The two protocols are about equally effective when it comes to paroxysmal AF; however, in the case of persistent and permanent AF, the Haissaguerre/Natale protocol is superior because the “trouble spots” or focal points involved in persistent/permanent AF, as well as in paroxysmal AF with long episodes (24 hours or greater) are located, not within the lesion rings encircling the pulmonary veins, but rather on the walls of the left and right atria, or in specific structures of the heart such as the left atrial appendage or the crista terminalis or superior vena cava in the right atrium. An electrophysiologist (EP) skilled in interpreting the information received during an electrophysiological study is far more likely to find and successfully ablate these trouble spots than an EP who relies solely on anatomical mapping.

The existence of focal points (reentrant circuits) in the atria liable to initiate AF has probably been known for a hundred years and ablation based on eliminating them was the norm prior to 1998, but with rather limited success. We now appear to have come full circle with the rediscovery of the importance of targeting these focal points or rather areas (local electrical rotors and focal impulse sources) in ablations, especially in the case of persistent AF.

Dr. Sanjiv Narayan and colleagues at the University of California at San Diego now report the results of the CONFIRM trial involving the mapping and elimination of focal impulse and rotor modulation (FIRM) with the aid of a 64-pole basket catheter and a sophisticated computer program known as the Topera system. The clinical trial involved 92 patients who underwent a total of 107 procedures (31 for paroxysmal AF and 76 for persistent AF). Thirty-six (34%) of the procedures were performed using FIRM-guided ablation followed by an anatomically-guided PVI. The FIRM-guided procedures included mapping and appropriate ablation in the right atrium as well.

The remaining 71 procedures were conventional anatomically-guided PVIs with an added left atrial roof line, again based on anatomic guidance.
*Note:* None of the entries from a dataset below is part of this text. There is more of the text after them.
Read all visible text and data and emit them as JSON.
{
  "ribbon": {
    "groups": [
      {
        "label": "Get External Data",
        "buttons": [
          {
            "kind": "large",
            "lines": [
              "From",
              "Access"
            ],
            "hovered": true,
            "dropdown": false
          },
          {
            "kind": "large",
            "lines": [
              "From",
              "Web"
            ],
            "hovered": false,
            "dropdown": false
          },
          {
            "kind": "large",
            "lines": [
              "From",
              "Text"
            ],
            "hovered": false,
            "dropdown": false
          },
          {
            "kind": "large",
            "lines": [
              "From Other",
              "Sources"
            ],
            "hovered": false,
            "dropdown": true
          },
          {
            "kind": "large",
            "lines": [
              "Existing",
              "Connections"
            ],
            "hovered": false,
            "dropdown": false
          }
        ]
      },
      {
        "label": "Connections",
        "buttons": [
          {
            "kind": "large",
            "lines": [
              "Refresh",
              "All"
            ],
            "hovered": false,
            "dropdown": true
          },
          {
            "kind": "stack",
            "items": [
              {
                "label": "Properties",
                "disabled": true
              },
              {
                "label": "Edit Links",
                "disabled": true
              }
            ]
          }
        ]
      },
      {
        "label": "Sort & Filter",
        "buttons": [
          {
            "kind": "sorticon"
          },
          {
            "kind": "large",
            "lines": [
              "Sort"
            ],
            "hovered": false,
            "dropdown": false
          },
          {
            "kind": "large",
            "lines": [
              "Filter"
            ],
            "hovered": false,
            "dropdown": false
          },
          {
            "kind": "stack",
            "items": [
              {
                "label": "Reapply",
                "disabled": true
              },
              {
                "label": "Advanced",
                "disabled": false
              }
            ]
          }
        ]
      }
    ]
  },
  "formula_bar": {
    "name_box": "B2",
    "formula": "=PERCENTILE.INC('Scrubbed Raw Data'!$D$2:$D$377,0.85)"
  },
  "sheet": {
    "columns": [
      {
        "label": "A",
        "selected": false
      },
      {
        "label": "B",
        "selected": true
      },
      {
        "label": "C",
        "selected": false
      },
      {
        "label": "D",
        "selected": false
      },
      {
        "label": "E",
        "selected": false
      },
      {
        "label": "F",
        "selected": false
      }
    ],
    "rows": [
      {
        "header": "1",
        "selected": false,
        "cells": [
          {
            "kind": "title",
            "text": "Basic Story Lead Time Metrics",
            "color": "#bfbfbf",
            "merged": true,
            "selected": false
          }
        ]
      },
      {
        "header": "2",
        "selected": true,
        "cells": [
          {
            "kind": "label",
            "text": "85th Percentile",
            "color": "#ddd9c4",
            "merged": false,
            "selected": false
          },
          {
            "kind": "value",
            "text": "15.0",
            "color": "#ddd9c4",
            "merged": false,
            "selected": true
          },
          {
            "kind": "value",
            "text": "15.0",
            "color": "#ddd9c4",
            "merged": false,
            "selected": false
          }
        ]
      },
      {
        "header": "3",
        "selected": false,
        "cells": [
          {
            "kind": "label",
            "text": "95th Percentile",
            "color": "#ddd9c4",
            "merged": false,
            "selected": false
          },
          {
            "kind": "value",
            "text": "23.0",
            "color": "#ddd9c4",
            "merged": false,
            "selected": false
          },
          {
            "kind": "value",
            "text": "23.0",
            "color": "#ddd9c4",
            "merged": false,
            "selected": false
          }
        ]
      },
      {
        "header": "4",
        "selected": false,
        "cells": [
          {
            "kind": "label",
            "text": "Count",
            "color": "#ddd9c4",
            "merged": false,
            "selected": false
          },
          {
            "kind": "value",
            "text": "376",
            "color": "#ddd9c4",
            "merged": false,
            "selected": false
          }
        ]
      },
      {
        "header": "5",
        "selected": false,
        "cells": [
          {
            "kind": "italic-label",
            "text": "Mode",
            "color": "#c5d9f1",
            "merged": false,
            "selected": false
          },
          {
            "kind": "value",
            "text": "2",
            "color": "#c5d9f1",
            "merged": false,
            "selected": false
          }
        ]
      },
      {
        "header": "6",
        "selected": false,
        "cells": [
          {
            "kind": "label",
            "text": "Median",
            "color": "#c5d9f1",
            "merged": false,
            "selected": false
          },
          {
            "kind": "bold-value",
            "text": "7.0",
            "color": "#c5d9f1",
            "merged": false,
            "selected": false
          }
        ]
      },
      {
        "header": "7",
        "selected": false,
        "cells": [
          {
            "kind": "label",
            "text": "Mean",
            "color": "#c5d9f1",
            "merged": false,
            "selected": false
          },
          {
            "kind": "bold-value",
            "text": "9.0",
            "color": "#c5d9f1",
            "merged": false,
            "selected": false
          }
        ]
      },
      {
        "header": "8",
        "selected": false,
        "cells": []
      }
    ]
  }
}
It would appear that no electrophysiological mapping was used during these procedures, nor was the right atrium mapped, or any effort made to locate and eliminate focal sources which can only be found using electrophysiological mapping. This would seem to be an unfortunate omission for the patients with persistent AF (66% of procedures were for persistent AF).

Not surprisingly, the outcome of the FIRM-guided procedures was far superior to the outcome of the conventional procedures. Patients were evaluated at 3, 6, 9, 12, 18 and 24 months and the incidence of AF episodes (recorded on implanted ECG monitors/ICDs, or with 7-day patient activated event recorders) was noted. An average (median) 273 days after their procedure, 82.4% of the participants of the FIRM-guided ablation group were AF-free as compared to only 44.9% in the conventional ablation group. The UCLA researchers conclude that the results of the FIRM-guided approach offer “a novel mechanistic framework and treatment paradigm for AF.”
Narayan, SM, et al. Treatment of atrial fibrillation by the ablation of localized sources. Journal of the American College of Cardiology, Vol. 60, August 14, 2012, pp. 628-36
Kuck, K-H and Wissner, E. A FIRM grip on atrial fibrillation. Journal of the American College of Cardiology, Vol. 60, August 14, 2012, pp. 637-38

Editor’s comment: Despite the clearly biased design of this trial, it certainly is encouraging to see a 2-year success rate of 82% for persistent afibbers. However, it should be kept in mind that the FIRM-guided approach was only used in 36 procedures. Independent confirmation of the efficacy of the approach obviously needs to be obtained before it can be declared “the future of ablation”. Nevertheless, if efficacy is indeed confirmed, the approach will be of significant benefit, especially for EPs who are now relying on anatomical rather than electrophysiological mapping to guide their ablation procedures. NOTE: I find it difficult to reconcile the statements “single-procedure success rate” and “repeat ablation was not permitted” with the fact that the trial involved 92 patients who underwent a total of 107 procedures.